From my earliest childhood, the connection between Memom and food was inseparable. Every day, she would cook or bake. Her unending supply of food symbolizes the abundant love in her heart. “You’re too skinny – here, eat this,” meant that you looked unloved, and that was her way of hugging you. “I made some cookies – here, take a plate with you,” was her way of reminding you later on that she loves you.

Every Friday evening, her call went out to all her family and friends, “Pizza’s almost ready, come over and eat.” She wanted her family and friends to be there, so she could share with them the love in her heart. And how could we possibly forget her Christmas Eve dinners, when she worked for days to make so much food that we could barely walk out the door. The joy that I saw in her eyes and her smile as the family ate was obvious; she loved watching her family enjoy her meal, because she put her love into every morsel.

I have seen her sons learn from her, and carry on that passion for cooking. And from them, I believe, each of us, her grandchildren, do the same in our own way. Memom will never, ever be gone from our lives. Yes, we have our memories, and what wonderful memories they are. But, for as long as we put our best into making our food, Memom’s love will live within our hearts.

I love you, Memom, and will miss you always, and I’ll do my best to make sure my family is well-fed.

——

I’d like to read a poem that I found recently.

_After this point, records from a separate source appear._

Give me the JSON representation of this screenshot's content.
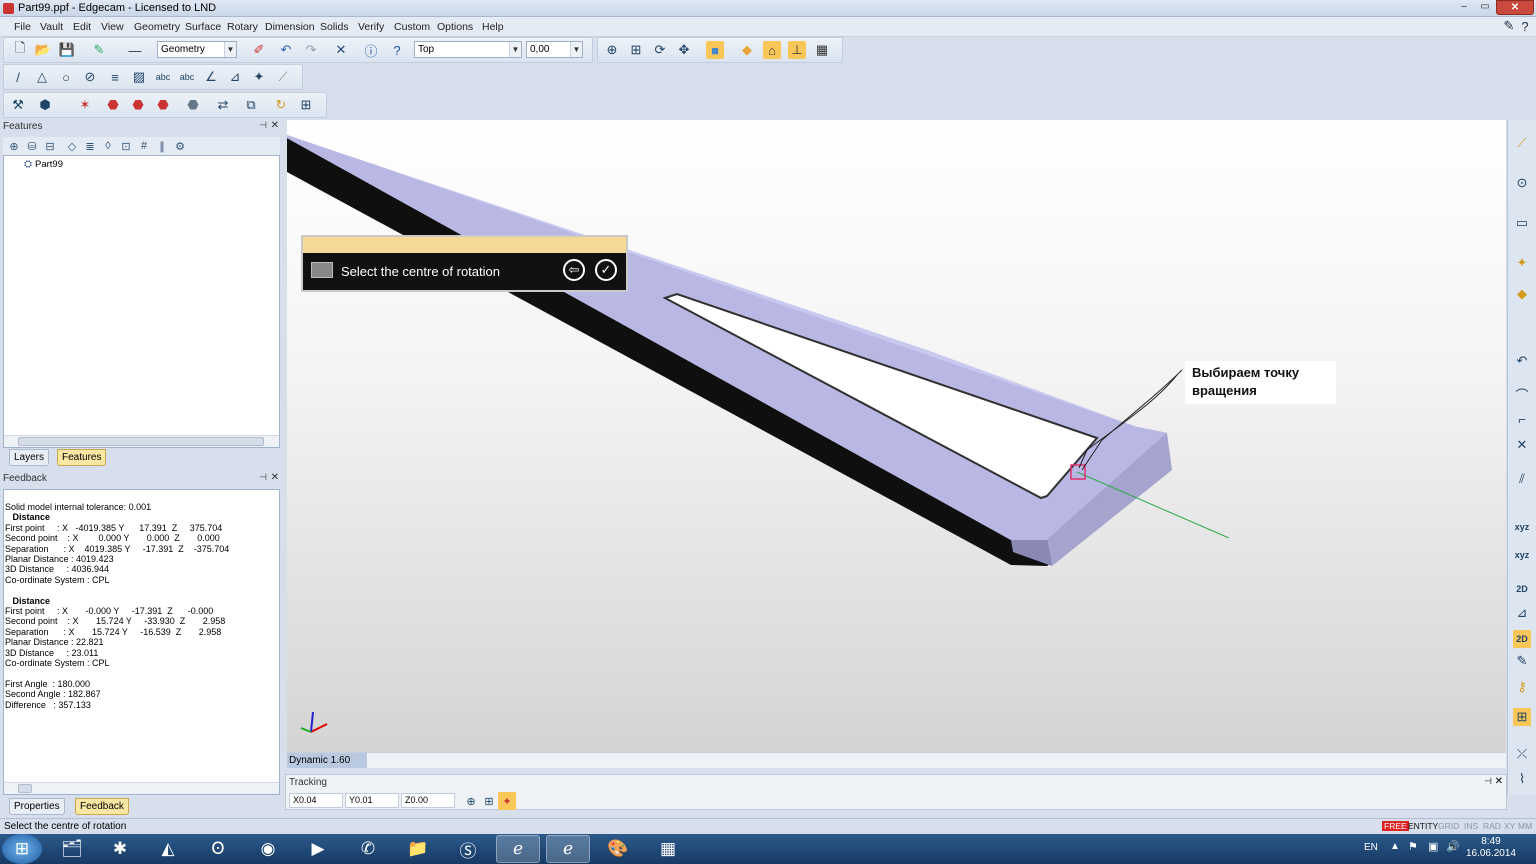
{
  "window": {
    "title": "Part99.ppf - Edgecam - Licensed to LND",
    "min": "‒",
    "max": "▭",
    "close": "✕"
  },
  "menu": [
    "File",
    "Vault",
    "Edit",
    "View",
    "Geometry",
    "Surface",
    "Rotary",
    "Dimension",
    "Solids",
    "Verify",
    "Custom",
    "Options",
    "Help"
  ],
  "toolbar": {
    "geometry_combo": "Geometry",
    "view_combo": "Top",
    "depth_combo": "0,00"
  },
  "features_panel": {
    "title": "Features",
    "tree_item": "Part99",
    "tabs": [
      "Layers",
      "Features"
    ]
  },
  "feedback_panel": {
    "title": "Feedback",
    "lines": [
      {
        "t": "Solid model internal tolerance: 0.001",
        "h": false
      },
      {
        "t": "   Distance",
        "h": true
      },
      {
        "t": "First point     : X   -4019.385 Y      17.391  Z     375.704",
        "h": false
      },
      {
        "t": "Second point    : X        0.000 Y       0.000  Z       0.000",
        "h": false
      },
      {
        "t": "Separation      : X    4019.385 Y     -17.391  Z    -375.704",
        "h": false
      },
      {
        "t": "Planar Distance : 4019.423",
        "h": false
      },
      {
        "t": "3D Distance     : 4036.944",
        "h": false
      },
      {
        "t": "Co-ordinate System : CPL",
        "h": false
      },
      {
        "t": " ",
        "h": false
      },
      {
        "t": "   Distance",
        "h": true
      },
      {
        "t": "First point     : X       -0.000 Y     -17.391  Z      -0.000",
        "h": false
      },
      {
        "t": "Second point    : X       15.724 Y     -33.930  Z       2.958",
        "h": false
      },
      {
        "t": "Separation      : X       15.724 Y     -16.539  Z       2.958",
        "h": false
      },
      {
        "t": "Planar Distance : 22.821",
        "h": false
      },
      {
        "t": "3D Distance     : 23.011",
        "h": false
      },
      {
        "t": "Co-ordinate System : CPL",
        "h": false
      },
      {
        "t": " ",
        "h": false
      },
      {
        "t": "First Angle  : 180.000",
        "h": false
      },
      {
        "t": "Second Angle : 182.867",
        "h": false
      },
      {
        "t": "Difference   : 357.133",
        "h": false
      }
    ],
    "tabs": [
      "Properties",
      "Feedback"
    ]
  },
  "prompt": {
    "message": "Select the centre of rotation",
    "back": "⇦",
    "ok": "✓"
  },
  "annotation": {
    "line1": "Выбираем точку",
    "line2": "вращения"
  },
  "dynamic": {
    "label": "Dynamic 1.60"
  },
  "tracking": {
    "title": "Tracking",
    "x": "X0.04",
    "y": "Y0.01",
    "z": "Z0.00"
  },
  "status": {
    "text": "Select the centre of rotation",
    "flags": [
      "FREE",
      "ENTITY",
      "GRID",
      "INS",
      "RAD",
      "XY",
      "MM"
    ]
  },
  "taskbar": {
    "lang": "EN",
    "time": "8:49",
    "date": "16.06.2014"
  },
  "colors": {
    "part_top": "#b9b8e4",
    "part_side": "#111111",
    "prompt_header": "#f5d995",
    "axis_green": "#2ea84a"
  }
}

It is called Christmas In Heaven, by Wanda Bencke

I see the countless CHRISTMAS TREES around the world below
with tiny lights like HEAVEN’S STARS reflecting on the snow.
The sight is so SPECTACULAR please wipe away that tear
for I am spending CHRISTMAS WITH JESUS CHRIST this year.
I hear the many CHRISTMAS SONGS that people hold so dear
but the SOUND OF MUSIC can’t compare with the CHRISTMAS CHOIR up here.
I have no words to tell you of the JOY their voices bring
for it is beyond description to HEAR THE ANGELS SING.
I know HOW MUCH YOU MISS ME, I see the pain inside your heart
for I am spending CHRISTMAS WITH JESUS CHRIST this year.
I can’t tell you of the SPLENDOR or the PEACE here in this place
Can you just imagine CHRISTMAS WITH OUR SAVIOR face to face
I’ll ask him to LIFT YOUR SPIRIT as I tell him of your love
so then PRAY FOR ONE ANOTHER as you lift your eyes above.
Please let your HEARTS BE JOYFUL and let your SPIRIT SING
for I am spending CHRISTMAS IN HEAVEN and I’m walking WITH THE KING.

 Merry Christmas.